    would be cool to find people on the Oasis (vrchat in this case) and join with them in third pary games such as echo arena, onward, etc. etc…

  • Firestorm185

    Love VRChat, such an amazing game, and awesome people.

  • dk

    sure but the oasis contains all other games/experiences ….not to mention vrchat is not the first thing that is close to it

  • Sandy Wich

    I want to try VR chat but I’m nervous, idk y…

    • Kyle Biggs

      If you mean socially, there are loads of people who don’t even speak, yet seem to have a good time. You can also instantly mute or block anyone, so it is easy to thin out the trolls. Visiting worlds privately, or with a group of friends is easy to do.

    • jj

      I felt the same way about bridge crew but it turned out to be pretty fun. it kind of like the internet where you have a wall of anonymity and that seems to help in the moment.

  • gothicvillas

    I’ve been several times in VRchat. Chose some weird looking avatars, run around. Not sure what else to do there? Am I missing anything?

    • Kyle Biggs

      Yes. You haven’t found your community yet. There is a lot of meme-meta-BS going on, but there are also huge ranges of social groups. Find an avatar that reflects what you are into, who you want to be or who you are, and strike up conversations. Form a group with those who you enjoy talking to, and suddenly it becomes a whole new game. The VR aspect is what makes this different than sitting in a chat room. You’ll come to enjoy virtually hanging out with your group.

      • JJ

        meme-meta-bs -.- sometime I wonder if you guys even know what meta means any more… every subbreddit/game/person has and uses it as a different meaning now.

  • Mat Harding

    Anyland was the first VR title I played that felt like a mini Oasis, met some strange looking avatars who took me to a cave where they showed me a book of Nicholas Cage photos, drank some beers with them in a hot tub while Led Zeppelin played on the radio, went shopping for a new outfit in a department store and ended up getting lost after jumping into a Tardis. It’s janky at times but some of the environments are wonderfully bizarre.

  • Courtney A Jeff

    For me personally the best and most realistic vr experience is in the world of GTA 5 using grand theft vr a free application and vorpx a pricey one.In the end it’s worth it but only single player.I would suggest this and it may never get official support but is available now.Praise Jesus my Lord and Savior.

  • Michael Slesinski

    its NOT close though.. furthermore to think that such a thing could be used for education is profoundly retarded on the face of it! here we are using the most powerful educational tool the world has ever known and 95% of the time its being used to look at naked people or argue with complete strangers while shopping!

  • Nick Dauchot

    VR Chat is great. The “portal” feature is amazing and allows users to jump between or “follow the leader” between different worlds. I had a nice time meeting some people at Void Night Club and then one of them put a portal up to a prison survival/horror game. We all had a blast trying to find our way through it. My goal is to design more interesting VR experiences and have been learning Unity/A-Frame to do this.

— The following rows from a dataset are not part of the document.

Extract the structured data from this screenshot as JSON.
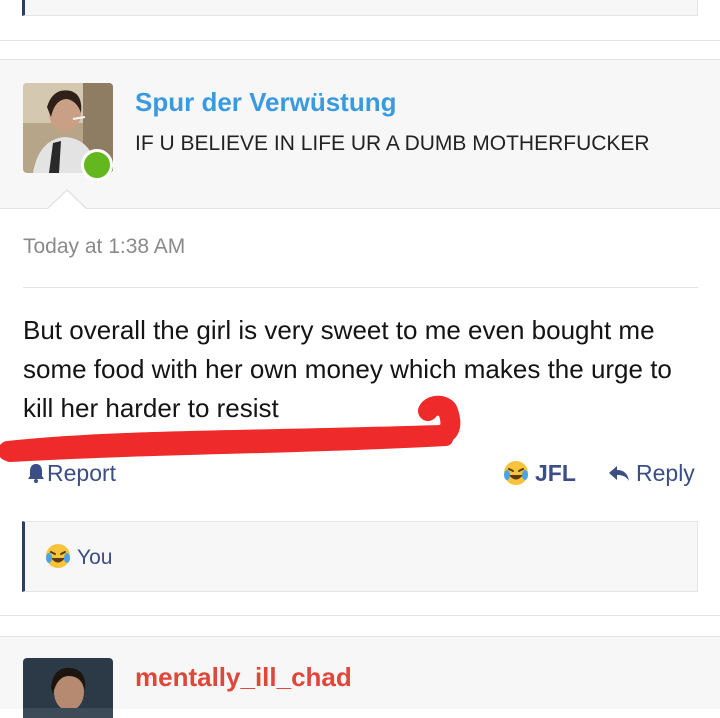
{
  "post": {
    "username": "Spur der Verwüstung",
    "username_color": "#3a9ae0",
    "user_title": "IF U BELIEVE IN LIFE UR A DUMB MOTHERFUCKER",
    "online_status_color": "#63b81f",
    "timestamp": "Today at 1:38 AM",
    "body": "But overall the girl is very sweet to me even bought me some food with her own money which makes the urge to kill her harder to resist",
    "annotation_color": "#ee2a2a"
  },
  "actions": {
    "report_label": "Report",
    "report_icon": "bell-icon",
    "reaction_label": "JFL",
    "reaction_icon": "laughing-crying-emoji-icon",
    "reply_label": "Reply",
    "reply_icon": "reply-arrow-icon"
  },
  "reactions_summary": {
    "icon": "laughing-crying-emoji-icon",
    "label": "You"
  },
  "next_post": {
    "username": "mentally_ill_chad",
    "username_color": "#e0463a"
  },
  "colors": {
    "accent": "#3b4f86",
    "quote_border": "#2f3d66",
    "panel_bg": "#f7f7f7"
  }
}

  • oompah

    I started vrchat one day
    couldn’t last 10 minutes